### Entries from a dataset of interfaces
========

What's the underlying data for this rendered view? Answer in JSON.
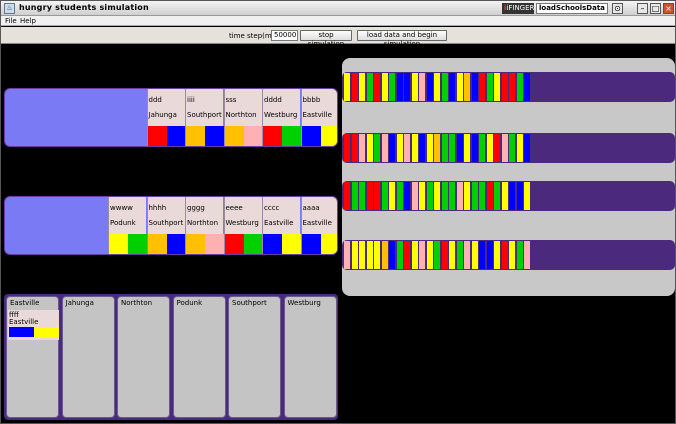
{
  "window": {
    "title": "hungry students simulation",
    "brand": "iFINGER",
    "title_input": "loadSchoolsData",
    "controls": [
      "magnify-icon",
      "minimize-icon",
      "maximize-icon",
      "close-icon"
    ]
  },
  "menu": {
    "items": [
      "File",
      "Help"
    ]
  },
  "toolbar": {
    "time_step_label": "time step(millis)",
    "time_step_value": "50000",
    "stop_label": "stop simulation",
    "load_label": "load data and begin simulation"
  },
  "colors": {
    "R": "#ff0000",
    "B": "#0000ff",
    "Y": "#ffff00",
    "G": "#00d000",
    "O": "#ffc000",
    "P": "#ffb0b0",
    "panel": "#7a7af5",
    "queue": "#4b2a7e"
  },
  "buses": [
    {
      "slots": [
        {
          "name": "ddd",
          "city": "Jahunga",
          "colors": [
            "R",
            "B"
          ]
        },
        {
          "name": "iiii",
          "city": "Southport",
          "colors": [
            "O",
            "B"
          ]
        },
        {
          "name": "sss",
          "city": "Northton",
          "colors": [
            "O",
            "P"
          ]
        },
        {
          "name": "dddd",
          "city": "Westburg",
          "colors": [
            "R",
            "G"
          ]
        },
        {
          "name": "bbbb",
          "city": "Eastville",
          "colors": [
            "B",
            "Y"
          ]
        }
      ]
    },
    {
      "slots": [
        {
          "name": "wwww",
          "city": "Podunk",
          "colors": [
            "Y",
            "G"
          ]
        },
        {
          "name": "hhhh",
          "city": "Southport",
          "colors": [
            "O",
            "B"
          ]
        },
        {
          "name": "gggg",
          "city": "Northton",
          "colors": [
            "O",
            "P"
          ]
        },
        {
          "name": "eeee",
          "city": "Westburg",
          "colors": [
            "R",
            "G"
          ]
        },
        {
          "name": "cccc",
          "city": "Eastville",
          "colors": [
            "B",
            "Y"
          ]
        },
        {
          "name": "aaaa",
          "city": "Eastville",
          "colors": [
            "B",
            "Y"
          ]
        }
      ]
    }
  ],
  "queues": [
    "YRYGRYGBBYPBYGBYOBRGYRRGB",
    "RRPYGPBYPYBYOGGBYBGYRPGYB",
    "RGGRRGYGBPYGYGGPYGGRGYBBY",
    "PYYYYOBGRYPYGRYGPYBBYRYGP"
  ],
  "cafeterias": [
    {
      "name": "Eastville",
      "tray": {
        "name": "ffff",
        "city": "Eastville",
        "colors": [
          "B",
          "Y"
        ]
      }
    },
    {
      "name": "Jahunga"
    },
    {
      "name": "Northton"
    },
    {
      "name": "Podunk"
    },
    {
      "name": "Southport"
    },
    {
      "name": "Westburg"
    }
  ]
}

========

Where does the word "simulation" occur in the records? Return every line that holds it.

### Response to this task
    "title": "hungry students simulation",
    "stop_label": "stop simulation",
    "load_label": "load data and begin simulation"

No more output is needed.